The Fletchers’ daughter, Jenna, testified that her mother had low self-esteem and often felt “worthless,” especially when she was drinking. She said Lena drank almost every day, and that in the past she had seen her mother put a gun to her head. Jenna also testified that “everything in my body” told her that Lena killed herself accidentally.

But during police interviews, transcripts show that Jenna admitted never seeing her mother play with guns. In re-direct, County Attorney Dan Erramouspe asked Jenna if her father ever said specifically whether her mother shot herself.

“We cry a lot, we pray a lot, but we don’t like to dwell on what happened to my mom,” Fischer answered.

Amanda Vazquez, Lena’s sister, testified that on the night of Lena’s death she spoke with Jason in the ambulance and he told her Lena was twirling the gun when it accidentally went off.
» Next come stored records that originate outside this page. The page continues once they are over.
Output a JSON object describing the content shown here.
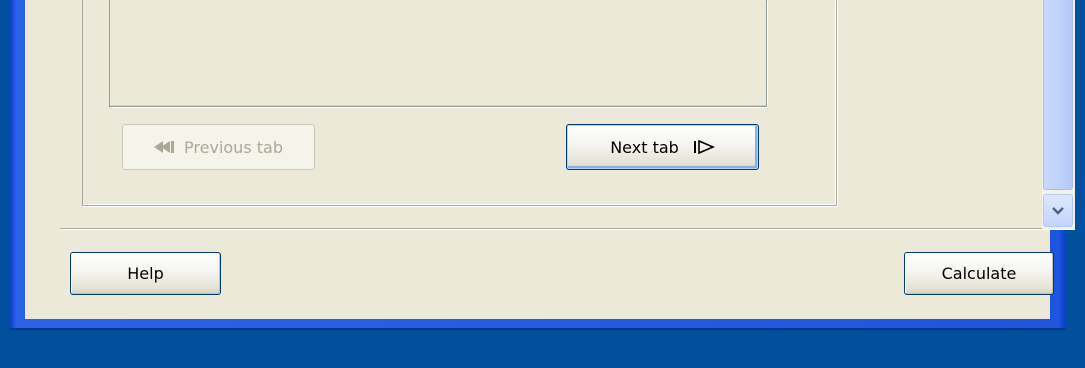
{
  "wizard": {
    "previous_tab_label": "Previous tab",
    "next_tab_label": "Next tab",
    "previous_tab_enabled": false
  },
  "footer": {
    "help_label": "Help",
    "calculate_label": "Calculate"
  },
  "icons": {
    "previous": "rewind-left-icon",
    "next": "play-right-icon",
    "scroll_down": "chevron-down-icon"
  },
  "colors": {
    "desktop": "#00509e",
    "window_frame": "#2a62e8",
    "dialog_face": "#ece9d8",
    "button_border": "#003c74",
    "disabled_text": "#aca899",
    "scroll_thumb": "#c1d3fb"
  }
}
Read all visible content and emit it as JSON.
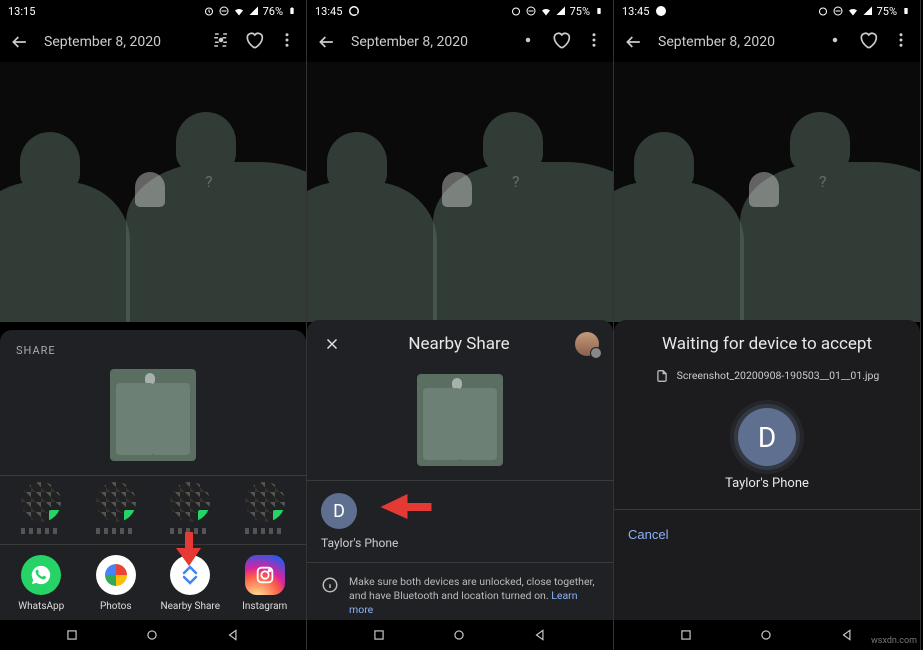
{
  "watermark": "wsxdn.com",
  "screens": [
    {
      "status": {
        "time": "13:15",
        "battery": "76%",
        "has_whatsapp": false
      },
      "appbar": {
        "title": "September 8, 2020"
      },
      "share_panel": {
        "header": "SHARE",
        "apps": [
          {
            "id": "whatsapp",
            "label": "WhatsApp"
          },
          {
            "id": "photos",
            "label": "Photos"
          },
          {
            "id": "nearby",
            "label": "Nearby Share"
          },
          {
            "id": "instagram",
            "label": "Instagram"
          }
        ]
      }
    },
    {
      "status": {
        "time": "13:45",
        "battery": "75%",
        "has_whatsapp": true
      },
      "appbar": {
        "title": "September 8, 2020"
      },
      "nearby": {
        "title": "Nearby Share",
        "device": {
          "initial": "D",
          "name": "Taylor's Phone"
        },
        "info_text": "Make sure both devices are unlocked, close together, and have Bluetooth and location turned on.",
        "learn_more": "Learn more"
      }
    },
    {
      "status": {
        "time": "13:45",
        "battery": "75%",
        "has_whatsapp": true
      },
      "appbar": {
        "title": "September 8, 2020"
      },
      "waiting": {
        "title": "Waiting for device to accept",
        "file": "Screenshot_20200908-190503__01__01.jpg",
        "device": {
          "initial": "D",
          "name": "Taylor's Phone"
        },
        "cancel": "Cancel"
      }
    }
  ]
}
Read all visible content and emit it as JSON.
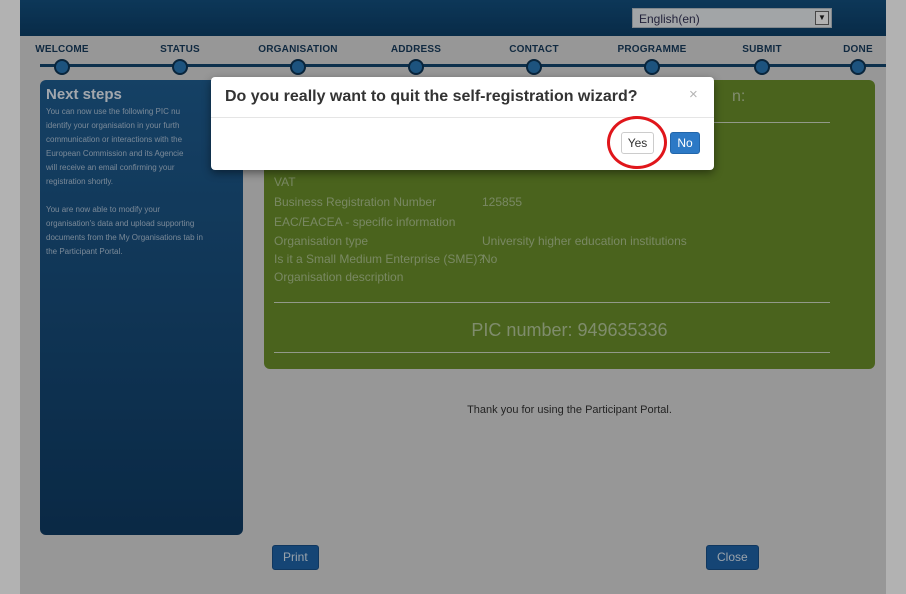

But the next day she said Jason told her Lena tripped over a coffee table and accidentally shot herself. She also said Jason changed his story from one day to the next about how Lena’s body was positioned after the shooting.

“I was really confused about what he said and how he said it. I don’t know what happened to my sister. I don’t know how she died.”

Amanda Vazquez, Lena Fletcher’s sister

Vazquez said Jason was intoxicated on the night of the incident, but he spoke with her coherently in the ambulance. On a scale of one to 10, she said his inebriation level was “about a six.”

Sweetwater County Sheriff’s Detective Mike Klapel, who later interviewed Jason at the SCSO, testified that Jason said he felt guilty and wanted to be taken to jail. But in footage from the interview Jason also said he could never kill his wife.

“It seemed like he was searching for answers,” Klapel said.

The jury convened for the day just shortly before 5 p.m. The trial is expected to last the rest of the week.